On Literature | Walter Benjamin, 1892-1940

Walter Benjamin, 1892-1940

“Literature tells very little to those who understand it.”

“All great works of literature either dissolve a genre or invent one.”

“Of all the ways of acquiring books, writing them oneself is regarded as the
most praiseworthy method.”
“Work on good prose has three steps: a musical stage when it is composed, an architectonic
one when it is built, and a textile one when it is woven.”

“You could tell a lot about a man by the books he keeps – his tastes, his interest, his habits.”

“To a book collector, you see, the true freedom of all books is somewhere on his shelves.”

“In every case the storyteller is a man who has counsel for his readers.”

“Writers are really people who write books not because they are poor, but because
they are dissatisfied with the books which they could buy but do not like.”
“No poem is intended for the reader, no picture for the beholder, no symphony for the listener.”

“Never stop writing because you have run out of ideas. Fill the lacunae of inspiration
by tidily copying out what is already written.”

“Any translation which intends to perform a transmitting function cannot
transmit anything but information-hence, something inessential. This is the
hallmark of bad translations.”

“The power of a text when it is read is different from the power it has when it is copied
out. Only the copied text thus commands the soul of him who is occupied with it, whereas
the mere reader never discovers the new aspects of his inner self that are opened by the text,
that road cut through the interior jungle forever closing behind it: because the reader follows
the movement of his mind in the free flight of day-dreaming, whereas the copier submits
it to command.”

“Books, too, begin like the week – with a day of rest in memory of their creation.
The preface is their Sunday.”

“I am unpacking my library.
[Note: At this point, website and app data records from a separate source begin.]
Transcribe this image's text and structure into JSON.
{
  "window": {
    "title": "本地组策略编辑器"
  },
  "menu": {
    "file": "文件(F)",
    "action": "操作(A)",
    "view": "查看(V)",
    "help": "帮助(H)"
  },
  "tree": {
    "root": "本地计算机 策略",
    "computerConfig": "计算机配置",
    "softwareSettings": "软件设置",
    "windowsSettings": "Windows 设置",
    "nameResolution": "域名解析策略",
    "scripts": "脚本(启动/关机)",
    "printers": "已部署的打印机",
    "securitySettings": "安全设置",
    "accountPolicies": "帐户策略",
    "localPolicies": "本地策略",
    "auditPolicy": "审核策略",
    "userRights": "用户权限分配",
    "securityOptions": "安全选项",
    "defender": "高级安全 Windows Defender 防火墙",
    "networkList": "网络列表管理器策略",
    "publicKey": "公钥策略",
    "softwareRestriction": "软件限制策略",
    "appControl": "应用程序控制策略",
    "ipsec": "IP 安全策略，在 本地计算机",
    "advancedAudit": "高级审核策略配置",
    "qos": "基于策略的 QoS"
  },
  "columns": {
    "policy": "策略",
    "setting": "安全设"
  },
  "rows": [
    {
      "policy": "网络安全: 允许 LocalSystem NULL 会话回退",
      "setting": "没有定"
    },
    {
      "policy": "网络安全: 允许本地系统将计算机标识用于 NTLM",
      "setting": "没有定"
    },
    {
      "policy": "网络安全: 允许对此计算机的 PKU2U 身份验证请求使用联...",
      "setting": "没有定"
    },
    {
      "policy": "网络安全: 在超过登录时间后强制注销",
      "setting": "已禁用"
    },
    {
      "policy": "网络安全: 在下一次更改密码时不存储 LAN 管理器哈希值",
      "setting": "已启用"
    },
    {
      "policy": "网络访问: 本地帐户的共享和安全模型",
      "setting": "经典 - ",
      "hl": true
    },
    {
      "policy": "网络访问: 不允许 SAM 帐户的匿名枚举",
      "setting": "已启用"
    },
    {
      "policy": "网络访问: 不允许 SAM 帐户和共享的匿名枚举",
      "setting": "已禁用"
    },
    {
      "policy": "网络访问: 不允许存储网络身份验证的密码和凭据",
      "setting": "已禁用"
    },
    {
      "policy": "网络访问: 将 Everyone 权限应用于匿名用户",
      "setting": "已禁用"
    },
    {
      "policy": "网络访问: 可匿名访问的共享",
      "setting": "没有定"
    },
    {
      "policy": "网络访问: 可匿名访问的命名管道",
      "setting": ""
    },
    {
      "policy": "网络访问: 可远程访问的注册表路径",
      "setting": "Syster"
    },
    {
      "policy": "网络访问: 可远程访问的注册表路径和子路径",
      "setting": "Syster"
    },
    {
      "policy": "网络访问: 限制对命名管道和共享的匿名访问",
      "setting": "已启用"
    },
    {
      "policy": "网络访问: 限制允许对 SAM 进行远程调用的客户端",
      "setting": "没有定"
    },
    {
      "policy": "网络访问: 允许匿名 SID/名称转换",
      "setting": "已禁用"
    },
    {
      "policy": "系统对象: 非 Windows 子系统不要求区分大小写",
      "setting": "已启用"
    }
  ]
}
Yes I am. The books are not yet on the shelves,
not yet touched by the mild boredom of order.”

“Books and harlots have their quarrels in public.”

Walter Benjamin, 1892-1940

Leave a Reply

Your email address will not be published. Required fields are marked *